_Directions for this task_
Set down every line of the data exactly, skipping the pictures.
__________________________________________________
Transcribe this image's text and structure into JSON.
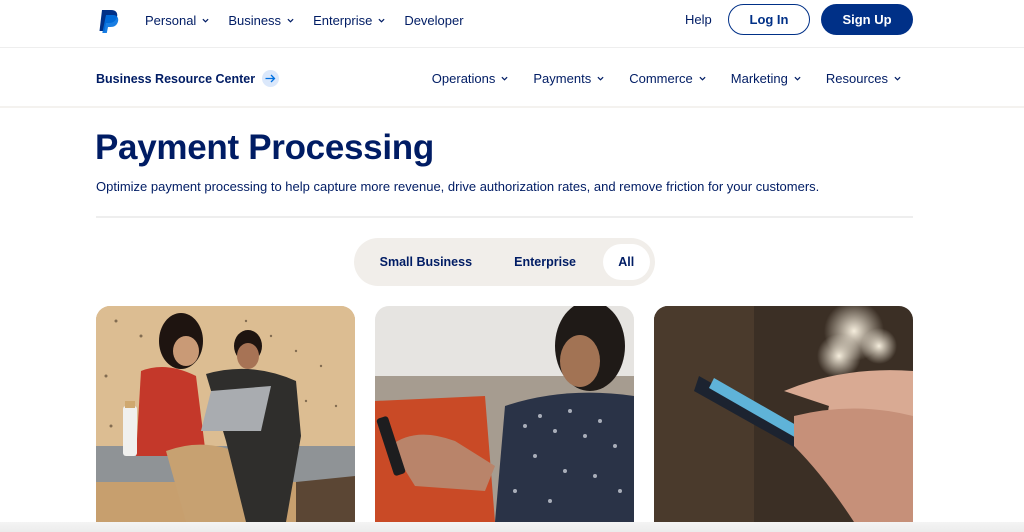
{
  "topnav": {
    "logo": "paypal-logo",
    "links": [
      {
        "label": "Personal",
        "has_dropdown": true
      },
      {
        "label": "Business",
        "has_dropdown": true
      },
      {
        "label": "Enterprise",
        "has_dropdown": true
      },
      {
        "label": "Developer",
        "has_dropdown": false
      }
    ],
    "help_label": "Help",
    "login_label": "Log In",
    "signup_label": "Sign Up"
  },
  "subnav": {
    "resource_center_label": "Business Resource Center",
    "links": [
      {
        "label": "Operations"
      },
      {
        "label": "Payments"
      },
      {
        "label": "Commerce"
      },
      {
        "label": "Marketing"
      },
      {
        "label": "Resources"
      }
    ]
  },
  "hero": {
    "title": "Payment Processing",
    "subtitle": "Optimize payment processing to help capture more revenue, drive authorization rates, and remove friction for your customers."
  },
  "filter": {
    "options": [
      {
        "label": "Small Business",
        "selected": false
      },
      {
        "label": "Enterprise",
        "selected": false
      },
      {
        "label": "All",
        "selected": true
      }
    ]
  },
  "cards": [
    {
      "image": "two-women-laptop-bench"
    },
    {
      "image": "woman-on-couch-with-phone"
    },
    {
      "image": "hand-tapping-smartphone"
    }
  ],
  "colors": {
    "brand_navy": "#001c64",
    "button_blue": "#003087",
    "segment_bg": "#f1eeea",
    "arrow_bg": "#dbe8fb"
  }
}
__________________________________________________
_Written solution_
Transcribe this image's text and structure into JSON.
{
  "topnav": {
    "logo": "paypal-logo",
    "links": [
      {
        "label": "Personal",
        "has_dropdown": true
      },
      {
        "label": "Business",
        "has_dropdown": true
      },
      {
        "label": "Enterprise",
        "has_dropdown": true
      },
      {
        "label": "Developer",
        "has_dropdown": false
      }
    ],
    "help_label": "Help",
    "login_label": "Log In",
    "signup_label": "Sign Up"
  },
  "subnav": {
    "resource_center_label": "Business Resource Center",
    "links": [
      {
        "label": "Operations"
      },
      {
        "label": "Payments"
      },
      {
        "label": "Commerce"
      },
      {
        "label": "Marketing"
      },
      {
        "label": "Resources"
      }
    ]
  },
  "hero": {
    "title": "Payment Processing",
    "subtitle": "Optimize payment processing to help capture more revenue, drive authorization rates, and remove friction for your customers."
  },
  "filter": {
    "options": [
      {
        "label": "Small Business",
        "selected": false
      },
      {
        "label": "Enterprise",
        "selected": false
      },
      {
        "label": "All",
        "selected": true
      }
    ]
  },
  "cards": [
    {
      "image": "two-women-laptop-bench"
    },
    {
      "image": "woman-on-couch-with-phone"
    },
    {
      "image": "hand-tapping-smartphone"
    }
  ],
  "colors": {
    "brand_navy": "#001c64",
    "button_blue": "#003087",
    "segment_bg": "#f1eeea",
    "arrow_bg": "#dbe8fb"
  }
}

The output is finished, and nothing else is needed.